Although a product containing MSG and IMP and GMP in this ratio is available in the marketplace (such as in some Japanese specialty gourmet stores under the trade name Flave®), it is not commonly found. A few prepared dry-food mixes (to which meat or fish are added) commonly found on supermarket shelves do use these remarkable flavor enhancers. The nucleotides are usually listed on the label as disodium inosinate and disodium guanylate. Most such products that we have tried, however, have been remarkably bland and unimaginative, something that can't be corrected with the flavor enhancers alone. Enhancement works best on high-quality, well-prepared and well-seasoned food. We consider it a gourmet's delight!

One final note: Individuals with a sensitivity to MSG should avoid large doses of it, particularly on an empty stomach; usually this response (the so-called Chinese Restaurant Syndrome, caused by dilation of the blood vessels and a release of tissue histamines) is triggered by several grams of MSG on an empty stomach, not the several milligrams (one gram equals 1,000 milligrams) used for food flavor enhancement. Few people realize that MSG is a major constituent of the human body. The average human body contains about 4½ pounds of the amino acid glutamate. Persons who must restrict the sodium in their diet should not use monosodium glutamate, disodium inosinate, or disodium guanylate except with the advice of their physician.

When we were attending a restaurant trade show not too long ago, we were amazed to find that nobody we spoke to had any knowledge of these important flavor components other than a superficial awareness of MSG, and nobody was using them to enhance the flavor of their restaurant foods. While great cooking is an art, science has much to offer the fine chef.

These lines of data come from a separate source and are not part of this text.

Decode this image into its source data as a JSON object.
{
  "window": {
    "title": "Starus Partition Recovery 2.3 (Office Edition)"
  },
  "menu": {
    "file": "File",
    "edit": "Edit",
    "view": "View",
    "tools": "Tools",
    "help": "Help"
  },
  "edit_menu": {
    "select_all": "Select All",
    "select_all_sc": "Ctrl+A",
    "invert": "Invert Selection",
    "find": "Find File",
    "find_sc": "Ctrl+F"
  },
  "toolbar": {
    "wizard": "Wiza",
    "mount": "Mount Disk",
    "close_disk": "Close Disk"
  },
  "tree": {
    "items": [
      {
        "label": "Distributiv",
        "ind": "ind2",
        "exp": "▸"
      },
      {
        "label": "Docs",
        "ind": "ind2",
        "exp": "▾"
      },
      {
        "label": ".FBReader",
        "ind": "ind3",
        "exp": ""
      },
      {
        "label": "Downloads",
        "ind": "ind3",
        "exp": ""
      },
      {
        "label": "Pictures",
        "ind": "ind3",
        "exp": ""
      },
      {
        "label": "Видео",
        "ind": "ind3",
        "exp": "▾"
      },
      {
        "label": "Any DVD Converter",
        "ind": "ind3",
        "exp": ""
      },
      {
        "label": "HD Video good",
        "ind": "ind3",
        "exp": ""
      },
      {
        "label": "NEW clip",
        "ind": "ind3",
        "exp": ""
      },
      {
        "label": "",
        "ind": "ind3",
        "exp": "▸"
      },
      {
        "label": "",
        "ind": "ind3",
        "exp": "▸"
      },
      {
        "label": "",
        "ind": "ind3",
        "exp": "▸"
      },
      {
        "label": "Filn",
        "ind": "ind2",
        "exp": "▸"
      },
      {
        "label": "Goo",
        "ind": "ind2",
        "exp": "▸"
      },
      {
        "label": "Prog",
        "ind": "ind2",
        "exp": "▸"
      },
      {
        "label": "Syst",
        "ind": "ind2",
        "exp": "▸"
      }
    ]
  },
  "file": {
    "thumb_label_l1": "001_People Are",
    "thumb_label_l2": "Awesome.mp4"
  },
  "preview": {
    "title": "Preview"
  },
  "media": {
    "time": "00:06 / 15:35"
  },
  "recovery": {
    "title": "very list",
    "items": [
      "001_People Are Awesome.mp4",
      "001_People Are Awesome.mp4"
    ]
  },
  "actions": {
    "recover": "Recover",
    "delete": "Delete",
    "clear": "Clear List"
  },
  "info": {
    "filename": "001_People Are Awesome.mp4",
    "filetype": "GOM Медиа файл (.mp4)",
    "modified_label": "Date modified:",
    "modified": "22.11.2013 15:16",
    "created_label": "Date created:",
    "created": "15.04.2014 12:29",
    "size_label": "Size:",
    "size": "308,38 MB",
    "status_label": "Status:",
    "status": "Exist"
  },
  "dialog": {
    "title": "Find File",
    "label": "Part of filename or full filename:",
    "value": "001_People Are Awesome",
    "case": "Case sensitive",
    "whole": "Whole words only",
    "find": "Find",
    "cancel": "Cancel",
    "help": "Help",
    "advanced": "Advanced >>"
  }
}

A chef with excellent intuition about what will taste good will not be able to compete with a chef having similar intuition and also understanding some of the biochemistry that explains why food tastes good.

A list of scientific literature on this topic is available through REASON. Send a stamped, self-addressed envelope and ask for H&W references, February.

Sandy Shaw and Durk Pearson are consulting scientists and authors of Life Extension. Copyright © 1983 by Sandy Shaw and Durk Pearson

Advertisement